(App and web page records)
● ● ● ● ● ● ●
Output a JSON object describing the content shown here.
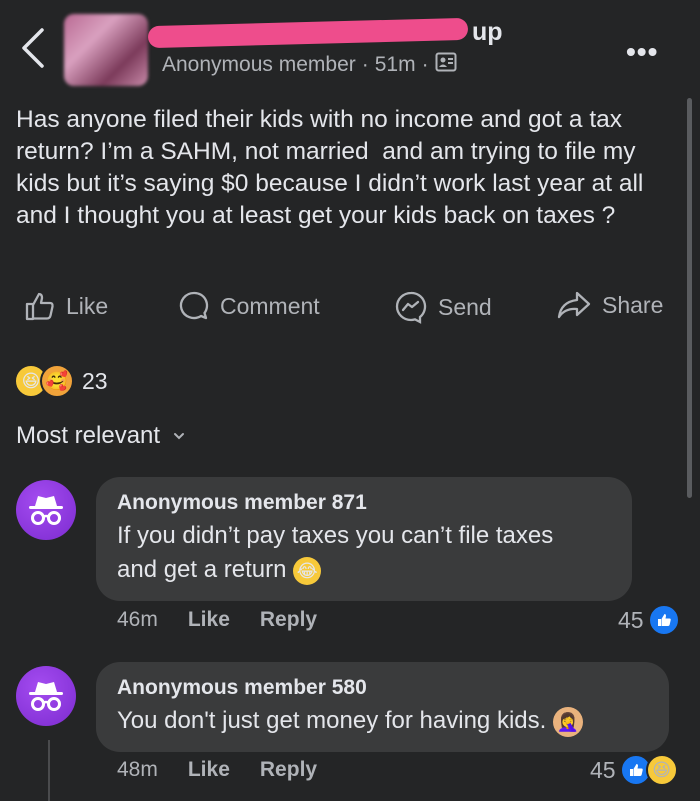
{
  "header": {
    "group_name_visible": "up",
    "author": "Anonymous member",
    "separator": "·",
    "time": "51m",
    "more_label": "•••"
  },
  "post": {
    "text": "Has anyone filed their kids with no income and got a tax return? I’m a SAHM, not married  and am trying to file my kids but it’s saying $0 because I didn’t work last year at all and I thought you at least get your kids back on taxes ?"
  },
  "actions": {
    "like": "Like",
    "comment": "Comment",
    "send": "Send",
    "share": "Share"
  },
  "reactions": {
    "count": "23",
    "icons": [
      "laugh-emoji",
      "care-emoji"
    ]
  },
  "sort": {
    "label": "Most relevant"
  },
  "comments": [
    {
      "author": "Anonymous member 871",
      "text_line1": "If you didn’t pay taxes you can’t file taxes",
      "text_line2": "and get a return",
      "emoji": "laugh-cry-emoji",
      "time": "46m",
      "like": "Like",
      "reply": "Reply",
      "reaction_count": "45"
    },
    {
      "author": "Anonymous member 580",
      "text": "You don't just get money for having kids.",
      "emoji": "facepalm-emoji",
      "time": "48m",
      "like": "Like",
      "reply": "Reply",
      "reaction_count": "45"
    }
  ],
  "colors": {
    "background": "#242526",
    "bubble": "#3a3b3c",
    "text": "#e4e6eb",
    "muted": "#b0b3b8",
    "accent_blue": "#1877f2",
    "avatar_purple": "#8a34d8",
    "redaction_pink": "#ee4d8c"
  }
}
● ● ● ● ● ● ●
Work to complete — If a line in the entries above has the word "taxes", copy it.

Output for this task —
    "text": "Has anyone filed their kids with no income and got a tax return? I’m a SAHM, not married  and am trying to file my kids but it’s saying $0 because I didn’t work last year at all and I thought you at least get your kids back on taxes ?"
      "text_line1": "If you didn’t pay taxes you can’t file taxes",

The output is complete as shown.